If you have ever walked through a wheat field in summer, well, this snippet, written by Nicola Chester, 2016, caught my eye “…and the wheat field crackles and pops like a bowl of cereal as it ripens in the sun...” ..
Beautifully observed and with such a delicious combination of short stories, this is a book to treasure and at the same time support a really good cause.
I love how the classics mingle with modern day writings in this collection; you quickly switch from reading classics like Cider with Rosie by Laurie Lee to modern day writings of stars, butterflies and bees. Each passage reminds us of lazy summer days with beautiful butterflies flitting between flowers and drunken bees weighed down with pollen. Perhaps bees really were the origin of fairies, for what is more magical than seeing these little furry creatures buzzing around our garden? It is almost unbelievable to think that one day bees might become extinct, then fairies really will be a thing of myth and legend.
Published in conjunction with The Wildlife Trusts, the sale of each anthology helps to raise funds for trusts throughout the UK. The amazing cover of Summer perfectly captures the essence of the season and no stone is left unturned as each passage describes this most longed for season.
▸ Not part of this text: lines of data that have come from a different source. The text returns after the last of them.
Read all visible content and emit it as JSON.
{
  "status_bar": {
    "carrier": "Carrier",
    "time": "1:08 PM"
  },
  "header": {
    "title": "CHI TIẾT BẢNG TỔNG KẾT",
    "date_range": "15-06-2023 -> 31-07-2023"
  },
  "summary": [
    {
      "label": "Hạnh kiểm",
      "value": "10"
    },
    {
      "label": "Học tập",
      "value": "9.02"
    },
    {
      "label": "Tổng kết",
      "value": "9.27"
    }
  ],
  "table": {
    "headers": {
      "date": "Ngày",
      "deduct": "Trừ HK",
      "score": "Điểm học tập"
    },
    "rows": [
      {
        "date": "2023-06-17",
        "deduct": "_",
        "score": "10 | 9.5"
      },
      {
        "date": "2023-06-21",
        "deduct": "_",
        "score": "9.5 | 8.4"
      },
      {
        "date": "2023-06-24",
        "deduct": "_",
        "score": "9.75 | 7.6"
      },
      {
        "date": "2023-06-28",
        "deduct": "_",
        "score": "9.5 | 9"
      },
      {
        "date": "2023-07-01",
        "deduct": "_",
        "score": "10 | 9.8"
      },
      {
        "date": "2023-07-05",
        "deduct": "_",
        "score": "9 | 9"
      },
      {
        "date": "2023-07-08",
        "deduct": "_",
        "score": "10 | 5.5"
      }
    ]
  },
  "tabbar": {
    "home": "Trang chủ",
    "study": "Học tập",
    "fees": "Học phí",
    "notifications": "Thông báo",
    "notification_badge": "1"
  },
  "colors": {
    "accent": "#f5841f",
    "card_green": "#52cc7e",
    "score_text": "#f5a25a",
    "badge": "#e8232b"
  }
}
I chose to read an ARC and this is my honest and unbiased opinion.